Monthly Archives: July 2005
He couldn’t help but notice the irony. Here he was, at one point one of the world’s top 20 professional bull riders, performing in a rodeo after just completing a benefit for a paralyzed bull rider.
At the time, Walker, who has since become a Manatee County real estate agent, could barely breathe, let alone move.
(LOUISVILLE) — Days after Senate Majority Leader Bill First’s pledge to support federal funding for research on human embryonic stem cells, scientists at the University of Louisville announced a breakthrough in treating spinal cord injuries that may rely on embryonic stem cells to make it work. WAVE 3 Medical Reporter Lori Lyle has more.
It is relatively easy to make a film about people in wheelchairs and manipulate the viewer into feeling sorry for these poor, disabled souls.
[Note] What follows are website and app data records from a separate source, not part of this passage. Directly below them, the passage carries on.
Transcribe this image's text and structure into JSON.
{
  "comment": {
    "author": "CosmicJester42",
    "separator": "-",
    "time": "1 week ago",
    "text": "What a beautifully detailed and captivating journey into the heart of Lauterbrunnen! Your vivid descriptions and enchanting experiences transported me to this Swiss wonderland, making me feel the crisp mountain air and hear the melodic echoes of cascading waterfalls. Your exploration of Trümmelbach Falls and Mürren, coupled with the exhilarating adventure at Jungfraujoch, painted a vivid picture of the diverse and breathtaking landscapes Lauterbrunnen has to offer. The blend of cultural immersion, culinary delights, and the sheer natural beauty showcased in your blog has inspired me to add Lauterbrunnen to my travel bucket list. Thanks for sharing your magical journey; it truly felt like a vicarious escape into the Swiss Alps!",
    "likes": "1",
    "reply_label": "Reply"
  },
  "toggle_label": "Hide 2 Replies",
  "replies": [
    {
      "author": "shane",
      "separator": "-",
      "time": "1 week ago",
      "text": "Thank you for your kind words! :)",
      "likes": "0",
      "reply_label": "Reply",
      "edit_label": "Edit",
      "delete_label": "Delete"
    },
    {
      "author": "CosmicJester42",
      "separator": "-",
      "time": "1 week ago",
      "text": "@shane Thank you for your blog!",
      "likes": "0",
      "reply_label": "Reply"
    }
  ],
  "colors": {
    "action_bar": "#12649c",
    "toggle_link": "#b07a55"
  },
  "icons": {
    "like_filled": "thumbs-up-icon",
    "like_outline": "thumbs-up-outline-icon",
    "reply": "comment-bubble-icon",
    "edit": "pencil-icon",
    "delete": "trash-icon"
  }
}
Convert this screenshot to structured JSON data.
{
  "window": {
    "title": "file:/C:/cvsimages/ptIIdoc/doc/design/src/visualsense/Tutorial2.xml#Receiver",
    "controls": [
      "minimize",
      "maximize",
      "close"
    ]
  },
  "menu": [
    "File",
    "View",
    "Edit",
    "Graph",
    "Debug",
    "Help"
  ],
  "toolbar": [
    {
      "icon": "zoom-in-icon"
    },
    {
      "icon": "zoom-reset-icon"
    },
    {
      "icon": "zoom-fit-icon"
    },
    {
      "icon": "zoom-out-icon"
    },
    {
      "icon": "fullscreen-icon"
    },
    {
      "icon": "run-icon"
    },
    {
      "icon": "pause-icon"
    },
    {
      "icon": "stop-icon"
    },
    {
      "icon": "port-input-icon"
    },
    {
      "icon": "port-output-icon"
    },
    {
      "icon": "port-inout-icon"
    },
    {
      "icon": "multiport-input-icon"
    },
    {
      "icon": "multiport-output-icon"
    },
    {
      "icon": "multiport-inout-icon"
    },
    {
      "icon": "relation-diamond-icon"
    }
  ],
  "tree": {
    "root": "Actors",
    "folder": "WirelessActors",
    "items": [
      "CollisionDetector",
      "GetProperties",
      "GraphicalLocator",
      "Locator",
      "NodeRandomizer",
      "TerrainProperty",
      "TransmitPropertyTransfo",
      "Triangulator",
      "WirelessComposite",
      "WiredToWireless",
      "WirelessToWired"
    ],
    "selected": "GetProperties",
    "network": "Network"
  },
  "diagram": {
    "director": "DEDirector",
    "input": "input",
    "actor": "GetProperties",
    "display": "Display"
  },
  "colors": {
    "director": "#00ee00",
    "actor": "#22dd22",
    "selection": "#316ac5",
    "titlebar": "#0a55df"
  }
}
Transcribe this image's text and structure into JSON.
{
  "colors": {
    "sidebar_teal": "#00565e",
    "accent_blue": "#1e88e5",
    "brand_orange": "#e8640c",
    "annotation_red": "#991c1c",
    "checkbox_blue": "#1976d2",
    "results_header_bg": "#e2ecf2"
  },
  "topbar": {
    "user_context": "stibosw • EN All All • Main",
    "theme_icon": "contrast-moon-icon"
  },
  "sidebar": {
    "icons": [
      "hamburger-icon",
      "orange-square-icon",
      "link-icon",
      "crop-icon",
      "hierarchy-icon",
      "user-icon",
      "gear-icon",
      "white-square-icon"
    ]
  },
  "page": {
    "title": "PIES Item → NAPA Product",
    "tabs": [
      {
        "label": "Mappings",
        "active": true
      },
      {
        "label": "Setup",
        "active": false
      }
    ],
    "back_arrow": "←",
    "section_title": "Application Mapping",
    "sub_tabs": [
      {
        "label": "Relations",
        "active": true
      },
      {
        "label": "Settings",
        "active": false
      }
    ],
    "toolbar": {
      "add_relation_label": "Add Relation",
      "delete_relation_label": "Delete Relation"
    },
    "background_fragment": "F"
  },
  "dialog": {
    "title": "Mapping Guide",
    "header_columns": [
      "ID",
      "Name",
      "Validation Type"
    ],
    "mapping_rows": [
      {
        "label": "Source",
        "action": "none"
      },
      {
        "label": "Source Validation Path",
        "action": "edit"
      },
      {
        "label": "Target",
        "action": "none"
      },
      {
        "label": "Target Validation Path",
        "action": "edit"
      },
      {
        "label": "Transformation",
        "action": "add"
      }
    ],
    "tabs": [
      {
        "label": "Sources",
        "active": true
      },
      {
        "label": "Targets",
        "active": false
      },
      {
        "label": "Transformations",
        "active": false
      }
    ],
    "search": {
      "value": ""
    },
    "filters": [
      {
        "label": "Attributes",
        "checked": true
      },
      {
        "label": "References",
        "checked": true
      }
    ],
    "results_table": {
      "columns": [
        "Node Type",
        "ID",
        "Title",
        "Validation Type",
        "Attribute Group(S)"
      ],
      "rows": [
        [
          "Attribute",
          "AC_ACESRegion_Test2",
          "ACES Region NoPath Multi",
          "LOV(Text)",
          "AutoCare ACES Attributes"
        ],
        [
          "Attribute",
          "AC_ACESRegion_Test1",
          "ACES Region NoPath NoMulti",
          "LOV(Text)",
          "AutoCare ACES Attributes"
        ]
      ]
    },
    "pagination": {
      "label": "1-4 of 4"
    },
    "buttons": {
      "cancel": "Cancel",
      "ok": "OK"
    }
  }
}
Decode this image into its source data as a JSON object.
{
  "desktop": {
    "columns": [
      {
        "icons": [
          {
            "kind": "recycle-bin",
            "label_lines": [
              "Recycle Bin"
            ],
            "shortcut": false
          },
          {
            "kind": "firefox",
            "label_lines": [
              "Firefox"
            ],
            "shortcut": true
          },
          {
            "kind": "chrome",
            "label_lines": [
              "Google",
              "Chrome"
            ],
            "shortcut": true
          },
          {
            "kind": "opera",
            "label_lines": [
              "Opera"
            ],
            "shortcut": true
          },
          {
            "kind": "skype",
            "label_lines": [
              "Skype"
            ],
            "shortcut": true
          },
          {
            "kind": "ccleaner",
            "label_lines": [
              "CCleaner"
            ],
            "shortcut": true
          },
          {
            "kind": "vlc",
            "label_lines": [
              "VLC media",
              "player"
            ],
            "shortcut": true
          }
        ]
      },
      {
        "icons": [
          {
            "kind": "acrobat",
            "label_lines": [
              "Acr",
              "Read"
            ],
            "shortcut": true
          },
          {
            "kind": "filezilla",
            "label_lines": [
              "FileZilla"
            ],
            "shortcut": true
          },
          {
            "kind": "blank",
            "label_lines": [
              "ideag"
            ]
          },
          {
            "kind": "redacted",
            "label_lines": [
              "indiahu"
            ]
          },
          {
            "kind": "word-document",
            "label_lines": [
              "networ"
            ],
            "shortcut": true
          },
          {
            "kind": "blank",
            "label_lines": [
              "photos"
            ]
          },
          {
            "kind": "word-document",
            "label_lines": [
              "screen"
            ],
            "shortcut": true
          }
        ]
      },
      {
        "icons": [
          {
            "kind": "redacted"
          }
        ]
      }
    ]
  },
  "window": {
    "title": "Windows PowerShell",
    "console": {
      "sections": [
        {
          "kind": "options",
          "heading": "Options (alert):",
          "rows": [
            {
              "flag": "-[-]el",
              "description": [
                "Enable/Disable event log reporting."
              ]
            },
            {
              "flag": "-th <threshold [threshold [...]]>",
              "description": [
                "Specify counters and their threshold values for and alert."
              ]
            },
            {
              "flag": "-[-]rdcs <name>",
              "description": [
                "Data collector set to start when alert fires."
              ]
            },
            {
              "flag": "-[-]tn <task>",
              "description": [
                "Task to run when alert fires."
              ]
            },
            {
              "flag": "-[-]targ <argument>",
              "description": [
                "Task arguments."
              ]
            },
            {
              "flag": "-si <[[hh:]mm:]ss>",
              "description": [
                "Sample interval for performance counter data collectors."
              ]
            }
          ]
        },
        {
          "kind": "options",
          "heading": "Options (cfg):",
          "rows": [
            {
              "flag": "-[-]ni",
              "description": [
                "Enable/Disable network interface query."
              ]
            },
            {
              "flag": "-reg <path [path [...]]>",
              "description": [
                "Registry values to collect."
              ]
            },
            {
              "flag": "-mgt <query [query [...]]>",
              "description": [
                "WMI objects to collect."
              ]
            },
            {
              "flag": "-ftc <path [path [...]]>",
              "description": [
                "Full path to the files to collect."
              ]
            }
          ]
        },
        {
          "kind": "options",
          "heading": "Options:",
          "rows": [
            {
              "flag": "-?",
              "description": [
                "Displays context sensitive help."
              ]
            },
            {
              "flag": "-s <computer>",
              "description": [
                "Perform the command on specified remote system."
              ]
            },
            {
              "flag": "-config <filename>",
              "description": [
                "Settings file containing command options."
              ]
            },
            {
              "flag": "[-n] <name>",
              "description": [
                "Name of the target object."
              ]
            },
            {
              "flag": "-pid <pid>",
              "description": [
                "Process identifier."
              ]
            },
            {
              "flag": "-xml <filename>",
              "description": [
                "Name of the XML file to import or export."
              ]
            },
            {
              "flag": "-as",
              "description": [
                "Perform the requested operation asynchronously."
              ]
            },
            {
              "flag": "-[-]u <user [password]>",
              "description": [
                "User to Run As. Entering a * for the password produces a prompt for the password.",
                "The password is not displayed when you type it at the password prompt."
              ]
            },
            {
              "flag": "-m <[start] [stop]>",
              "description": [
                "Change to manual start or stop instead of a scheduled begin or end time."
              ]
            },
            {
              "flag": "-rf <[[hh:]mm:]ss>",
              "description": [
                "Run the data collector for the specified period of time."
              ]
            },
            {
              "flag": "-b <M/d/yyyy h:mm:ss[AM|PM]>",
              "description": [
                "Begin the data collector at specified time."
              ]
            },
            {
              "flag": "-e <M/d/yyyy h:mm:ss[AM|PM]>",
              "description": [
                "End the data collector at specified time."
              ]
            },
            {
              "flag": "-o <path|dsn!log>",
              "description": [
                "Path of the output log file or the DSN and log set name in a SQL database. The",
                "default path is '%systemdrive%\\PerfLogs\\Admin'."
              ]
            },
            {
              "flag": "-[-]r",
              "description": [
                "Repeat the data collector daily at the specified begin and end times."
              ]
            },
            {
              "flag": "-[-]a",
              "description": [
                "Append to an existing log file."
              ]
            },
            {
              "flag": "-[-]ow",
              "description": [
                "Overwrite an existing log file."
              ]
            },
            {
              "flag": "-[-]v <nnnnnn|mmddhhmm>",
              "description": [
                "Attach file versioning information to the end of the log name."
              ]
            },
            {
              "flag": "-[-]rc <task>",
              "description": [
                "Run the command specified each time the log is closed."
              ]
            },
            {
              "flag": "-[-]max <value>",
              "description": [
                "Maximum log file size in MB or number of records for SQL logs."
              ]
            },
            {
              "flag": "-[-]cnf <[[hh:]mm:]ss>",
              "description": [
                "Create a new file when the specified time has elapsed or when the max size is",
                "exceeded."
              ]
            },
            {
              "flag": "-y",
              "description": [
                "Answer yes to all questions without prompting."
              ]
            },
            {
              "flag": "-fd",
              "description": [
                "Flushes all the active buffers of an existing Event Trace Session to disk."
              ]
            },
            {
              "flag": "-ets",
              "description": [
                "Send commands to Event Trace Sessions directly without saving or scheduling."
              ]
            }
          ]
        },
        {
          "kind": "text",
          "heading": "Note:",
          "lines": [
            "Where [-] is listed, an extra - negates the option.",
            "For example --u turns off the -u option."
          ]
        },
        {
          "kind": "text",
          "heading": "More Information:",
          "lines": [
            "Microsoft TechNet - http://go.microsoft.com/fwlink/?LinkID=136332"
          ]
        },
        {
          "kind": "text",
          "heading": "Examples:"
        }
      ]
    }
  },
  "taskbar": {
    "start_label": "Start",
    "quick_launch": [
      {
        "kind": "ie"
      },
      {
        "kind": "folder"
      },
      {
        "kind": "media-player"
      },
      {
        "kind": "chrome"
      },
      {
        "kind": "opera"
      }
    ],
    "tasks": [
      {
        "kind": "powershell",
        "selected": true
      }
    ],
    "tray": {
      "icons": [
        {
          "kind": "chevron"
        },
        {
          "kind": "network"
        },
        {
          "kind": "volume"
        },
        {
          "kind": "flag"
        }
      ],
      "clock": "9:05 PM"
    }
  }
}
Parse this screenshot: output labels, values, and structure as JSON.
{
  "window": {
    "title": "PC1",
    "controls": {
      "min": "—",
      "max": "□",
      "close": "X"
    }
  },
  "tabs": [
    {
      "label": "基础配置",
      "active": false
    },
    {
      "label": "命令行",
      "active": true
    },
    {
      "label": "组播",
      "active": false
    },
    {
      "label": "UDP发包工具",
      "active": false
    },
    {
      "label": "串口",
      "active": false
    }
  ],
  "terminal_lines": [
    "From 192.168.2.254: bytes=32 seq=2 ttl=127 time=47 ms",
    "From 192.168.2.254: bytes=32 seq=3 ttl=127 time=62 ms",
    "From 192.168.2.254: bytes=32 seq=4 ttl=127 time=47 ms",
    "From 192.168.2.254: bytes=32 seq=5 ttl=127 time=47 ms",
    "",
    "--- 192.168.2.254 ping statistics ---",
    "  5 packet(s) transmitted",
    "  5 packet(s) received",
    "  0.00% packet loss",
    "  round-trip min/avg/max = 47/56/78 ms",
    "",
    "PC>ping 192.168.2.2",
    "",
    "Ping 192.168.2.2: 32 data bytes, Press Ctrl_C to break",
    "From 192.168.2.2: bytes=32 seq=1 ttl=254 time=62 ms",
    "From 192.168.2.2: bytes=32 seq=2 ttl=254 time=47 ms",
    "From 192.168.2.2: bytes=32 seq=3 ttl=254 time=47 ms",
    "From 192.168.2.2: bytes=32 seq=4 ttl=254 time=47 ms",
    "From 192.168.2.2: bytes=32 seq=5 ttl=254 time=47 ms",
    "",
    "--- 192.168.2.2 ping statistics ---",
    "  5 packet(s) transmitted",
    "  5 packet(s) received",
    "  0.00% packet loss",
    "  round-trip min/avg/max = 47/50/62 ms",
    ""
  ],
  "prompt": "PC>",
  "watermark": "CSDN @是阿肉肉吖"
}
But that is the last thing the quadriplegics who play a violent, high-contact version of Rugby, nicknamed Murderball, would want. And it is hardly the movie that co-directors Dana Adam Shapiro and Henry Alex Rubin have made. Leave behind any misconceptions of these guys as frail wimps, for they will certainly be erased by this remarkable documentary about the members of the United States Quad rugby team. Their bodies may be damaged, but their chosen form of Rehabilitation is an indoor sport that is part football, part bumper cars.
Quadriplegic rugby players say a new movie gets it right about the game — and about life in a chair
Damon Rozier thought his life was over eight years ago after he was sideswiped by a car while riding his motorcycle. The collision propelled Rozier’s bike into the air. When it came down, it landed on top of him, snapping his neck in two places.
Doctors told him he would never walk again. As he lay in St. Vincent’s Hospital, his body twisted and broken, Rozier thought only of suicide.
Fifteen years ago today, with bipartisan support in Congress and broad endorsements from the civil rights coalition, President George H. W. Bush signed into law the Americans with Disabilities Act (ADA), calling for the “shameful wall of exclusion” to come tumbling down. As we mark this significant anniversary, we celebrate improvements in access to polling places and the secret ballot, government services and programs, transportation, public places, communication and information technology. Parents pushing strollers, workers delivering packages, and travelers pulling roller bags have grown accustomed to curb cuts, ramps, and other accessibility features less common in 1990. Our country is more accessible today thanks to the ADA, and all Americans are better off.
The Americans with Disabilities Act (ADA) was signed into law by former President George Herbert Walker Bush on July 26, 1990. As we celebrate the 15th anniversary of this landmark legislation, it is important to recognize the great strides that have been made for millions of Americans with disabilities.
As President George W. Bush said today, in a proclamation recognizing this significant milestone, “The ADA has been a great success in expanding opportunity for disabled Americans. By reducing barriers and changing perceptions, the ADA has increased participation in community life and given greater hope to millions of Americans.”
GIGER MD® Therapy is a unique therapy method
The damaged or functionally impaired CNS (Central Nervous System) is functionally reorganised in its activated network parts or in its basic structure through the relearning of lost frequency and phase coordination in the performance of coordinated rhythmical movement. In the case of severe CNS damage, the restoration of physiological functions is only possible when instructed learning takes place in an integrative, co-ordinated and efficient way. The relearning of relative frequency and phase coordination and of old movement patterns of the diseased CNS can best be achieved with the use of GIGER MD® medical device which controls the frequency and phase coordination with a precision of milliseconds.
Murderball: Take it Personally
I’ve seen Murderball 3 times. If you’re old enough (it’s rated R for some curse words and sexual content), I recommend you see it at least once. It provides the viewer with plenty of reality and touching moments. Intense rivalry, team work, relationships between family and friends, pain, fear of the unknown, insight, drama and true passion.
This is not the best time of year to be walking across the province, but Anne Vant Erve is a woman with a mission.
“I’m lucky that I like the heat,” the 22-year-old student from Fenelon Falls, near Lindsay, said Monday in a telephone interview from Kingston, where she is continuing a walk from Windsor to Ottawa that will take her through Brockville later this week.
The most common causes of spinal cord injury are car and other motor vehicle collisions (54.7%), falls (17.7%), and other medical conditions and sports injuries (27.6%).
The injury is usually caused by sudden impact, which crushes the spine and cord.